- [Listed records]:
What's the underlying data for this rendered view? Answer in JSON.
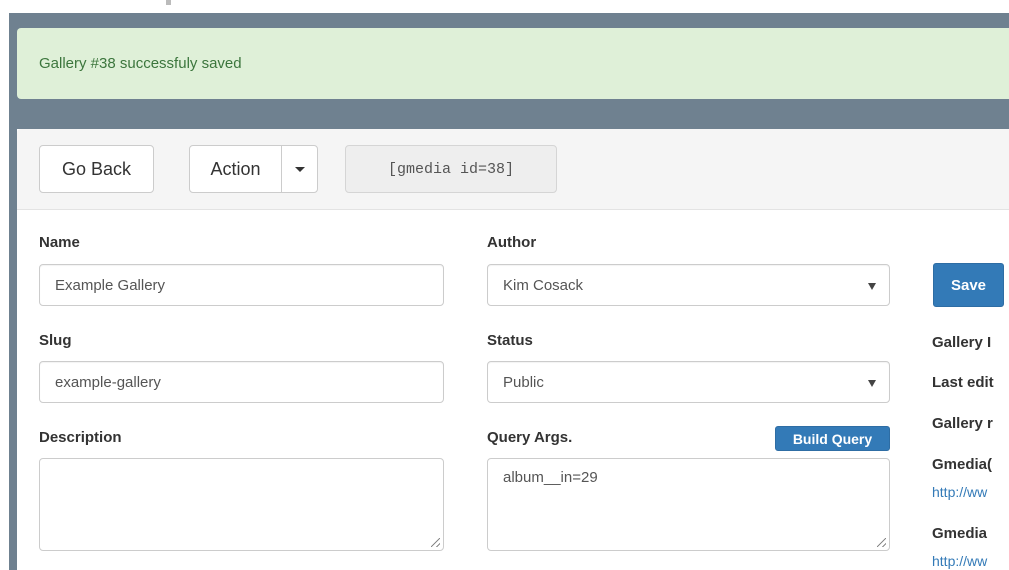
{
  "alert": {
    "message": "Gallery #38 successfuly saved"
  },
  "toolbar": {
    "go_back_label": "Go Back",
    "action_label": "Action",
    "shortcode": "[gmedia id=38]"
  },
  "form": {
    "name": {
      "label": "Name",
      "value": "Example Gallery"
    },
    "slug": {
      "label": "Slug",
      "value": "example-gallery"
    },
    "description": {
      "label": "Description",
      "value": ""
    },
    "author": {
      "label": "Author",
      "selected": "Kim Cosack"
    },
    "status": {
      "label": "Status",
      "selected": "Public"
    },
    "query_args": {
      "label": "Query Args.",
      "value": "album__in=29",
      "build_query_label": "Build Query"
    }
  },
  "sidebar": {
    "save_label": "Save",
    "gallery_id_label": "Gallery I",
    "last_edited_label": "Last edit",
    "gallery_module_label": "Gallery r",
    "gmedia_cloud_label": "Gmedia(",
    "gmedia_cloud_link": "http://ww",
    "gmedia_link_label": "Gmedia",
    "gmedia_link": "http://ww"
  },
  "colors": {
    "alert_bg": "#dff0d8",
    "alert_text": "#3c763d",
    "primary": "#337ab7",
    "frame_bg": "#6f8190"
  }
}
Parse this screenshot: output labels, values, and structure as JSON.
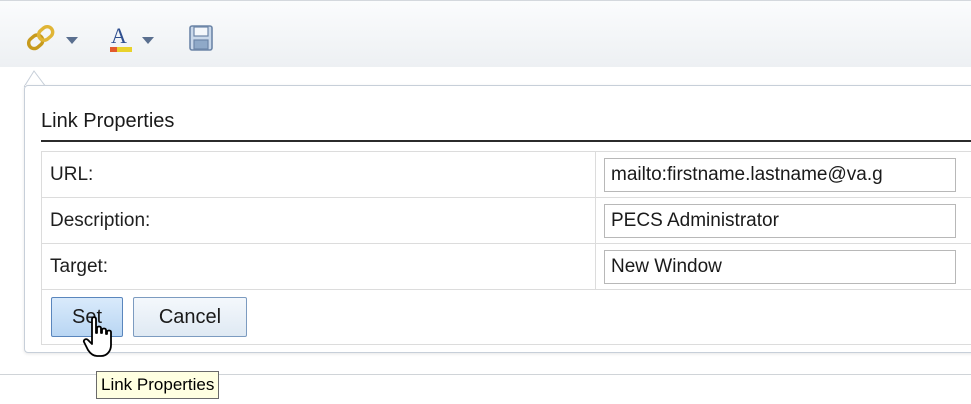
{
  "toolbar": {
    "buttons": [
      {
        "icon": "link-icon",
        "has_dropdown": true
      },
      {
        "icon": "font-color-icon",
        "has_dropdown": true,
        "letter": "A"
      },
      {
        "icon": "save-icon",
        "has_dropdown": false
      }
    ]
  },
  "link_properties": {
    "title": "Link Properties",
    "rows": [
      {
        "label": "URL:",
        "value": "mailto:firstname.lastname@va.g"
      },
      {
        "label": "Description:",
        "value": "PECS Administrator"
      },
      {
        "label": "Target:",
        "value": "New Window"
      }
    ],
    "buttons": {
      "set_label": "Set",
      "cancel_label": "Cancel"
    }
  },
  "tooltip": {
    "text": "Link Properties"
  },
  "colors": {
    "accent_blue": "#5a86bd",
    "tooltip_bg": "#ffffe1",
    "panel_border": "#c7cfd9"
  }
}
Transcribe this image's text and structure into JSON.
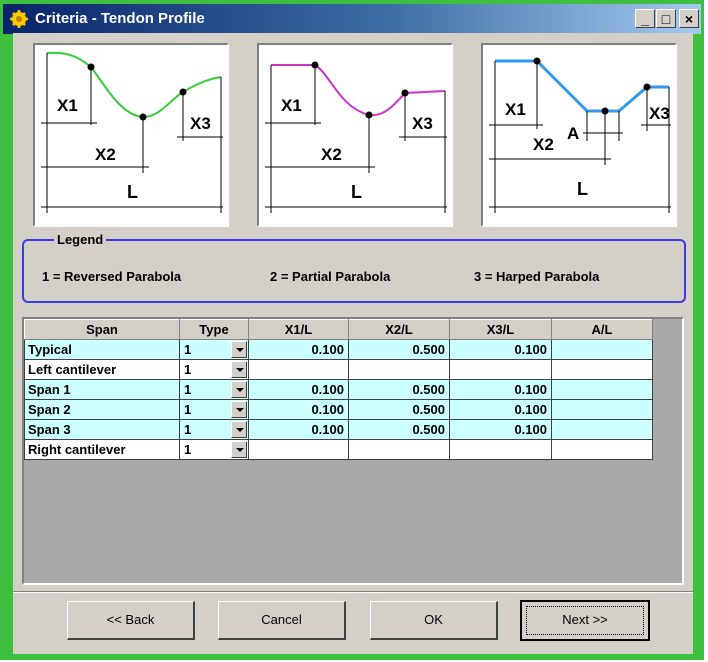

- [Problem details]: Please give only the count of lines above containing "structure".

- [Worked solution]: 2